OREGON:  Depending on who’s talking, a 20-acre hemp farm about 10 miles south of Grants Pass is either the harbinger of a new industry that could help save rural Oregon – or an existential threat to local marijuana farmers just as they’re anticipating boom times.

Hemp, the non-intoxicating version of cannabis sativa, has long been a big part of the marijuana culture, celebrated for its wide variety of uses and status as a fellow victim of federal prohibition.

But now that both hemp and marijuana are coming out of the legal shadows in Oregon, they’re suddenly in conflict – and state legislators may be about to side with the much more well-established marijuana industry.

Lawmakers are considering a bill that would temporarily halt hemp production and force that farm near Grants Pass to yank its plants out of the ground, albeit with compensation from the state. The bill would also put stricter controls on hemp in areas of the state – such as southern Oregon – where marijuana farms are plentiful.


Colorado Hemp Field Coming Into Bloom In Boulder County

COLORADO:  Veronica Carpio stood at the center of her Boulder County hemp field, surrounded by mature plants that proved their resilience this summer by growing taller and bushier in response to a nasty hail storm.

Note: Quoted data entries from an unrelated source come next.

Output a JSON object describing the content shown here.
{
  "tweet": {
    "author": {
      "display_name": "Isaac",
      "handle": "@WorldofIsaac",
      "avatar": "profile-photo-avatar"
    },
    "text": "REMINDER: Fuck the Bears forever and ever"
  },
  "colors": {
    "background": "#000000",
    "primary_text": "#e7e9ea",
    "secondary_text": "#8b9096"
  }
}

“We’ve got massive amounts of pollen coming off these plants,” Carpio said recently as she swept a partially-closed fist along the top of a hemp stalk and yellow powder billowed from the plant. (The businesswoman and activist won’t get a contact high touching these plants as hemp is marijuana’s non-mind altering cannabis cousin and has only trace amounts of tetrahydrocannabidol.) “This pollen could be a nightmare for marijuana grows.”

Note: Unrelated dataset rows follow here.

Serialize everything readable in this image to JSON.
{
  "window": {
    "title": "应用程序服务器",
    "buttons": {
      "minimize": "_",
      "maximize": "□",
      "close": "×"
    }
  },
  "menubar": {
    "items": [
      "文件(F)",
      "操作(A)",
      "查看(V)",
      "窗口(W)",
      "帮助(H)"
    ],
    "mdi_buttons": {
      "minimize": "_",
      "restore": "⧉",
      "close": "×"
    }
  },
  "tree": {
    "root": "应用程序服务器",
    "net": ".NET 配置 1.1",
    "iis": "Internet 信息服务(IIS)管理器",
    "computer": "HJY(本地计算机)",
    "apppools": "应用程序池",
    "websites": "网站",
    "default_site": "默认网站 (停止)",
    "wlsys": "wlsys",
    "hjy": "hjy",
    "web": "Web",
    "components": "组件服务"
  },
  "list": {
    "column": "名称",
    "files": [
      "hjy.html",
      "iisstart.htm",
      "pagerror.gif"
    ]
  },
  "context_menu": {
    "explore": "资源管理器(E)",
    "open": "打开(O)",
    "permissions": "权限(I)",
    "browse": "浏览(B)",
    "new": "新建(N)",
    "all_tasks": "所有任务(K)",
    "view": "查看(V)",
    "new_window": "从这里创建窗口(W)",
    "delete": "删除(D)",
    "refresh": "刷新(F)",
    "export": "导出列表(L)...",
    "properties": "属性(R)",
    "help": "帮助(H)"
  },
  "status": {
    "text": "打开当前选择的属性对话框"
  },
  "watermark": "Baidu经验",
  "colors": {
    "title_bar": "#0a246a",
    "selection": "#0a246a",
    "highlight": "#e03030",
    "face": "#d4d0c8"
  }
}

In coming weeks, Carpio, who owns Colorado Hemp Coffee, plans to host periodic tours of her flowering outdoor hemp field. Hemp enthusiasts can find out about the tours via Carpio’s Facebook page and business websites (

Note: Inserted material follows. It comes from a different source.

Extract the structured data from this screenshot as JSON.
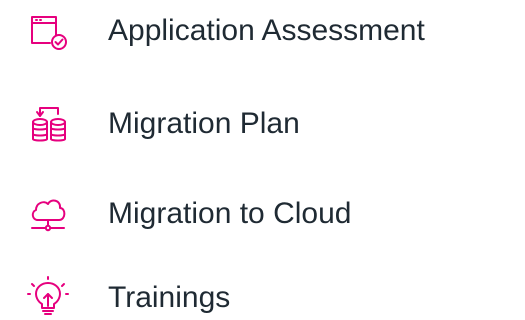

“I want to know what’s going to happen with the bees,” said Carpio, her forearms caked with botanical dust. Should that pollen come into contact with female marijuana plants, Carpio said, those plants would produce many seeds among the THC-rich buds.